The Clinical Laboratory Improvement Act of 1988 (CLIA ’88) mandates strict, new quality-control measures for laboratories that interpret cervical cytology smears. Proposed regulations include proficiency testing of cytotechnologists and remediation for technologists and laboratories that fail to meet proposed proficiency standards. Proponents of the new regulations argue that these measures will reduce deaths from cervical cancer by reducing the false-negative rate of the Papanicolaou (Pap) test, but opponents argue that the regulations will increase the price of processing Pap tests and thereby reduce access to cervical cancer screening for high-risk, vulnerable populations. To examine these claims the authors used David Eddy’s published simulation to model the natural history and detection of cervical neoplasia, and developed a new model to examine the health consequences of diminished access to Pap testing. The authors estimated the false-negative rate of the Pap test and the price elasticity of demand for preventive services on the basis of the published literature, and modeled the entire range of published or quoted predictions about the impact of CLIA ’88 on accuracy and price. The results show that, if effects on access are ignored, reducing the false-negative rate from 15% to 5% would prevent 66 invasive cancers per 100,000 average risk women screened. However, under moderate assumptions regarding the effect of price on access, the regulations would prevent only 11 (instead of 66) cancers per 100,000 eligible women. The regulatory effect is very sensitive to the degree of improvement in the false-negative rate and increase in price that the regulations cause. Over the range of assumptions and predictions encountered in the literature and tested in our analysis, the proposed regulations could greatly reduce or greatly increase the incidence of invasive cancer, especially among high-risk and uninsured women. The implementation of the regulations should be delayed until new information regarding the actual false-negative rate of the Pap test allow a more precise estimate of the potential impact on the incidence of cervical cancer.

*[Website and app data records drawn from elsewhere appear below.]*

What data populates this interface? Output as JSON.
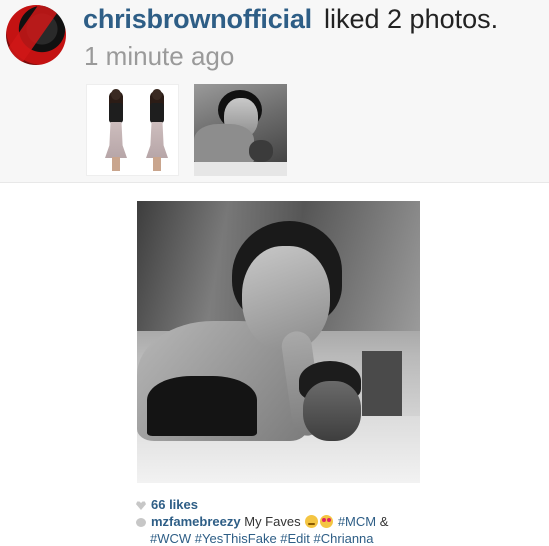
{
  "notification": {
    "username": "chrisbrownofficial",
    "action": "liked 2 photos.",
    "time": "1 minute ago"
  },
  "post": {
    "likes": "66 likes",
    "caption": {
      "author": "mzfamebreezy",
      "text": "My Faves",
      "tags_line1": "#MCM",
      "amp": "&",
      "tags_line2": "#WCW #YesThisFake #Edit #Chrianna"
    }
  },
  "icons": {
    "likes": "heart-icon",
    "comment": "comment-icon",
    "emoji1": "smiling-blush-emoji",
    "emoji2": "heart-eyes-emoji"
  },
  "colors": {
    "username": "#2e5e86",
    "time": "#9a9a9a",
    "notification_bg": "#f7f7f7"
  }
}
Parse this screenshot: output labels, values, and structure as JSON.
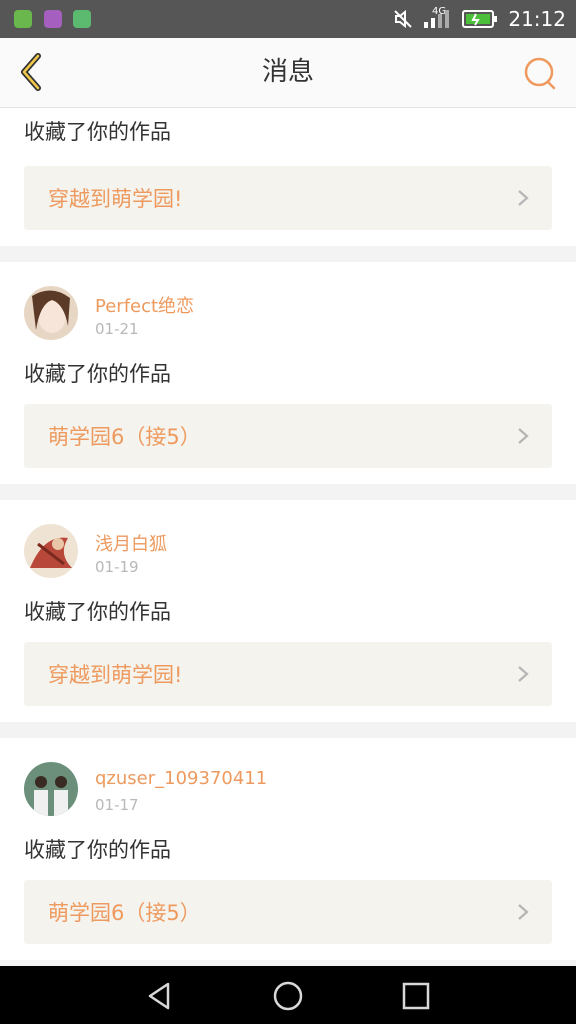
{
  "status_bar": {
    "network": "4G",
    "time": "21:12",
    "app_icons": [
      "notification-app-icon",
      "gallery-app-icon",
      "wechat-app-icon"
    ]
  },
  "header": {
    "title": "消息",
    "back_icon": "chevron-left-icon",
    "search_icon": "search-icon",
    "accent_color": "#ee9a5e"
  },
  "notifications": [
    {
      "action": "收藏了你的作品",
      "work": "穿越到萌学园!"
    },
    {
      "user": "Perfect绝恋",
      "date": "01-21",
      "action": "收藏了你的作品",
      "work": "萌学园6（接5）"
    },
    {
      "user": "浅月白狐",
      "date": "01-19",
      "action": "收藏了你的作品",
      "work": "穿越到萌学园!"
    },
    {
      "user": "qzuser_109370411",
      "date": "01-17",
      "action": "收藏了你的作品",
      "work": "萌学园6（接5）"
    }
  ],
  "nav": {
    "back": "nav-back-icon",
    "home": "nav-home-icon",
    "recents": "nav-recents-icon"
  }
}
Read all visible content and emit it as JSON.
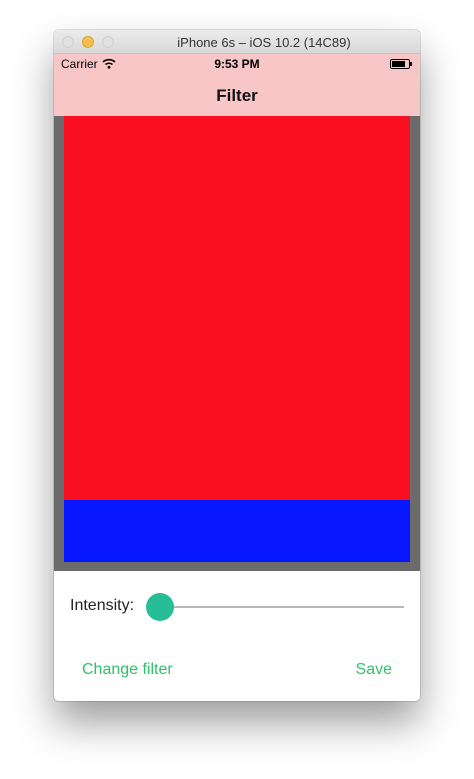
{
  "window": {
    "title": "iPhone 6s – iOS 10.2 (14C89)"
  },
  "status_bar": {
    "carrier": "Carrier",
    "time": "9:53 PM"
  },
  "nav": {
    "title": "Filter"
  },
  "image": {
    "top_color": "#f90f20",
    "bottom_color": "#0717ff",
    "border_color": "#6b6b6b"
  },
  "controls": {
    "intensity_label": "Intensity:",
    "intensity_value": 0,
    "change_filter_label": "Change filter",
    "save_label": "Save",
    "accent_color": "#2ec16b",
    "thumb_color": "#26bd97"
  }
}
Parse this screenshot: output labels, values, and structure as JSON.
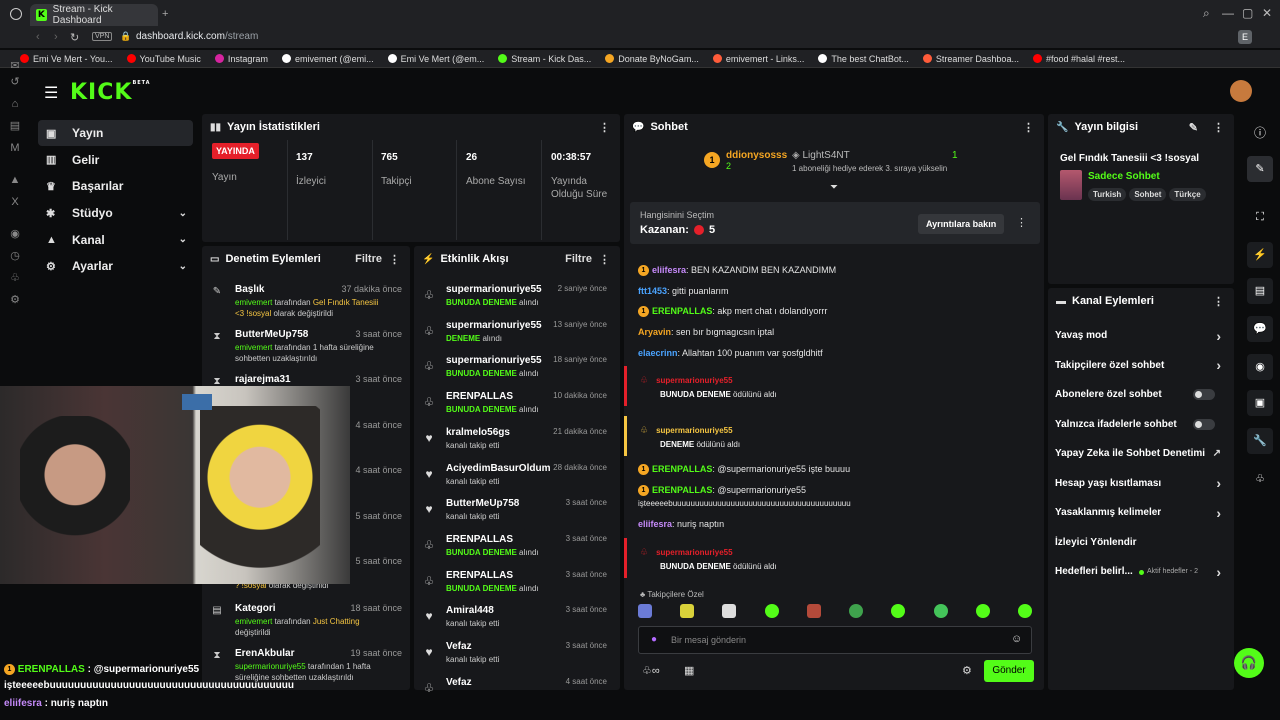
{
  "browser": {
    "tab_title": "Stream - Kick Dashboard",
    "url_host": "dashboard.kick.com",
    "url_path": "/stream",
    "vpn_label": "VPN",
    "profile_letter": "E",
    "bookmarks": [
      {
        "label": "Emi Ve Mert - You...",
        "color": "#ff0000"
      },
      {
        "label": "YouTube Music",
        "color": "#ff0000"
      },
      {
        "label": "Instagram",
        "color": "#d6249f"
      },
      {
        "label": "emivemert (@emi...",
        "color": "#ffffff"
      },
      {
        "label": "Emi Ve Mert (@em...",
        "color": "#ffffff"
      },
      {
        "label": "Stream - Kick Das...",
        "color": "#53fc18"
      },
      {
        "label": "Donate ByNoGam...",
        "color": "#f5a623"
      },
      {
        "label": "emivemert - Links...",
        "color": "#ff5c3a"
      },
      {
        "label": "The best ChatBot...",
        "color": "#ffffff"
      },
      {
        "label": "Streamer Dashboa...",
        "color": "#ff5c3a"
      },
      {
        "label": "#food #halal #rest...",
        "color": "#ff0000"
      }
    ]
  },
  "app": {
    "logo": "KICK",
    "logo_sup": "BETA",
    "accent": "#53fc18"
  },
  "nav": {
    "items": [
      {
        "label": "Yayın",
        "icon": "video-icon"
      },
      {
        "label": "Gelir",
        "icon": "chart-icon"
      },
      {
        "label": "Başarılar",
        "icon": "trophy-icon"
      },
      {
        "label": "Stüdyo",
        "icon": "studio-icon"
      },
      {
        "label": "Kanal",
        "icon": "channel-icon"
      },
      {
        "label": "Ayarlar",
        "icon": "gear-icon"
      }
    ]
  },
  "stats": {
    "title": "Yayın İstatistikleri",
    "live_badge": "YAYINDA",
    "live_label": "Yayın",
    "viewers_value": "137",
    "viewers_label": "İzleyici",
    "followers_value": "765",
    "followers_label": "Takipçi",
    "subs_value": "26",
    "subs_label": "Abone Sayısı",
    "duration_value": "00:38:57",
    "duration_label": "Yayında Olduğu Süre"
  },
  "moderation": {
    "title": "Denetim Eylemleri",
    "filter": "Filtre",
    "rows": [
      {
        "name": "Başlık",
        "time": "37 dakika önce",
        "line1_user": "emivemert",
        "line1_rest": " tarafından ",
        "line1_hl": "Gel Fındık Tanesiii",
        "line2": "<3 !sosyal",
        "line2_rest": " olarak değiştirildi"
      },
      {
        "name": "ButterMeUp758",
        "time": "3 saat önce",
        "line1_user": "emivemert",
        "line1_rest": " tarafından 1 hafta süreliğine",
        "line1_hl": "",
        "line2": "",
        "line2_rest": "sohbetten uzaklaştırıldı"
      },
      {
        "name": "rajarejma31",
        "time": "3 saat önce",
        "line1_user": "",
        "line1_rest": "1 hafta",
        "line1_hl": "",
        "line2": "",
        "line2_rest": "emi..."
      },
      {
        "name": "",
        "time": "4 saat önce",
        "line1_user": "",
        "line1_rest": "1 hafta",
        "line1_hl": "",
        "line2": "",
        "line2_rest": "ıldı"
      },
      {
        "name": "",
        "time": "4 saat önce",
        "line1_user": "",
        "line1_rest": "1 hafta",
        "line1_hl": "",
        "line2": "",
        "line2_rest": "ıldı"
      },
      {
        "name": "",
        "time": "5 saat önce",
        "line1_user": "",
        "line1_rest": "1 hafta",
        "line1_hl": "",
        "line2": "",
        "line2_rest": "ıldı"
      },
      {
        "name": "",
        "time": "5 saat önce",
        "line1_user": "",
        "line1_rest": "? Gün Arası",
        "line1_hl": "",
        "line2": "? !sosyal",
        "line2_rest": " olarak değiştirildi"
      },
      {
        "name": "Kategori",
        "time": "18 saat önce",
        "line1_user": "emivemert",
        "line1_rest": " tarafından ",
        "line1_hl": "Just Chatting",
        "line2": "",
        "line2_rest": "değiştirildi"
      },
      {
        "name": "ErenAkbular",
        "time": "19 saat önce",
        "line1_user": "supermarionuriye55",
        "line1_rest": " tarafından 1 hafta",
        "line1_hl": "",
        "line2": "",
        "line2_rest": "süreliğine sohbetten uzaklaştırıldı"
      }
    ],
    "extra_word": "olarak"
  },
  "events": {
    "title": "Etkinlik Akışı",
    "filter": "Filtre",
    "rows": [
      {
        "name": "supermarionuriye55",
        "time": "2 saniye önce",
        "hl": "BUNUDA DENEME",
        "rest": " alındı",
        "icon": "reward-icon"
      },
      {
        "name": "supermarionuriye55",
        "time": "13 saniye önce",
        "hl": "DENEME",
        "rest": " alındı",
        "icon": "reward-icon"
      },
      {
        "name": "supermarionuriye55",
        "time": "18 saniye önce",
        "hl": "BUNUDA DENEME",
        "rest": " alındı",
        "icon": "reward-icon"
      },
      {
        "name": "ERENPALLAS",
        "time": "10 dakika önce",
        "hl": "BUNUDA DENEME",
        "rest": " alındı",
        "icon": "reward-icon"
      },
      {
        "name": "kralmelo56gs",
        "time": "21 dakika önce",
        "hl": "",
        "rest": "kanalı takip etti",
        "icon": "heart-icon"
      },
      {
        "name": "AciyedimBasurOldum",
        "time": "28 dakika önce",
        "hl": "",
        "rest": "kanalı takip etti",
        "icon": "heart-icon"
      },
      {
        "name": "ButterMeUp758",
        "time": "3 saat önce",
        "hl": "",
        "rest": "kanalı takip etti",
        "icon": "heart-icon"
      },
      {
        "name": "ERENPALLAS",
        "time": "3 saat önce",
        "hl": "BUNUDA DENEME",
        "rest": " alındı",
        "icon": "reward-icon"
      },
      {
        "name": "ERENPALLAS",
        "time": "3 saat önce",
        "hl": "BUNUDA DENEME",
        "rest": " alındı",
        "icon": "reward-icon"
      },
      {
        "name": "Amiral448",
        "time": "3 saat önce",
        "hl": "",
        "rest": "kanalı takip etti",
        "icon": "heart-icon"
      },
      {
        "name": "Vefaz",
        "time": "3 saat önce",
        "hl": "",
        "rest": "kanalı takip etti",
        "icon": "heart-icon"
      },
      {
        "name": "Vefaz",
        "time": "4 saat önce",
        "hl": "",
        "rest": "",
        "icon": "reward-icon"
      }
    ]
  },
  "chat": {
    "title": "Sohbet",
    "pinned_gifter": "ddionysosss",
    "pinned_gifter_count": "2",
    "pinned_recipient": "LightS4NT",
    "pinned_recipient_count": "1",
    "pinned_text": "1 aboneliği hediye ederek 3. sıraya yükselin",
    "poll_title": "Hangisinini Seçtim",
    "poll_winner_label": "Kazanan:",
    "poll_winner_value": "5",
    "poll_button": "Ayrıntılara bakın",
    "messages": [
      {
        "user": "eliifesra",
        "user_color": "#c58af9",
        "text": "BEN KAZANDIM BEN KAZANDIMM"
      },
      {
        "user": "ftt1453",
        "user_color": "#4aa3ff",
        "text": "gitti puanlarım"
      },
      {
        "user": "ERENPALLAS",
        "user_color": "#53fc18",
        "text": "akp mert chat ı dolandıyorrr"
      },
      {
        "user": "Aryavin",
        "user_color": "#f5a623",
        "text": "sen bır bıgmagıcsın iptal"
      },
      {
        "user": "elaecrinn",
        "user_color": "#4aa3ff",
        "text": "Allahtan 100 puanım var şosfgldhitf"
      }
    ],
    "rewards": [
      {
        "user": "supermarionuriye55",
        "reward": "BUNUDA DENEME",
        "suffix": " ödülünü aldı"
      },
      {
        "user": "supermarionuriye55",
        "reward": "DENEME",
        "suffix": " ödülünü aldı"
      },
      {
        "user": "supermarionuriye55",
        "reward": "BUNUDA DENEME",
        "suffix": " ödülünü aldı"
      }
    ],
    "late_messages": [
      {
        "user": "ERENPALLAS",
        "text": "@supermarionuriye55 işte buuuu"
      },
      {
        "user": "ERENPALLAS",
        "text": "@supermarionuriye55"
      }
    ],
    "long_line": "işteeeeebuuuuuuuuuuuuuuuuuuuuuuuuuuuuuuuuuuuuuuuu",
    "last_msg_user": "eliifesra",
    "last_msg_text": "nuriş naptın",
    "followers_only": "Takipçilere Özel",
    "input_placeholder": "Bir mesaj gönderin",
    "send_label": "Gönder"
  },
  "stream_info": {
    "title": "Yayın bilgisi",
    "stream_title": "Gel Fındık Tanesiii <3 !sosyal",
    "category": "Sadece Sohbet",
    "tags": [
      "Turkish",
      "Sohbet",
      "Türkçe"
    ]
  },
  "channel_actions": {
    "title": "Kanal Eylemleri",
    "items": [
      {
        "label": "Yavaş mod",
        "kind": "chevron"
      },
      {
        "label": "Takipçilere özel sohbet",
        "kind": "chevron"
      },
      {
        "label": "Abonelere özel sohbet",
        "kind": "toggle"
      },
      {
        "label": "Yalnızca ifadelerle sohbet",
        "kind": "toggle"
      },
      {
        "label": "Yapay Zeka ile Sohbet Denetimi",
        "kind": "external"
      },
      {
        "label": "Hesap yaşı kısıtlaması",
        "kind": "chevron"
      },
      {
        "label": "Yasaklanmış kelimeler",
        "kind": "chevron"
      },
      {
        "label": "İzleyici Yönlendir",
        "kind": "none"
      },
      {
        "label": "Hedefleri belirl...",
        "kind": "chevron"
      }
    ],
    "goals_status": "Aktif hedefler - 2"
  },
  "overlay": {
    "line1_user": "ERENPALLAS",
    "line1_text": " : @supermarionuriye55",
    "line2": "işteeeeebuuuuuuuuuuuuuuuuuuuuuuuuuuuuuuuuuuuuuuuu",
    "line3_user": "eliifesra",
    "line3_text": " : nuriş naptın"
  }
}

- Cervical neoplasms
- Mass screening
- Medical economics
ASJC Scopus subject areas
- Public Health, Environmental and Occupational Health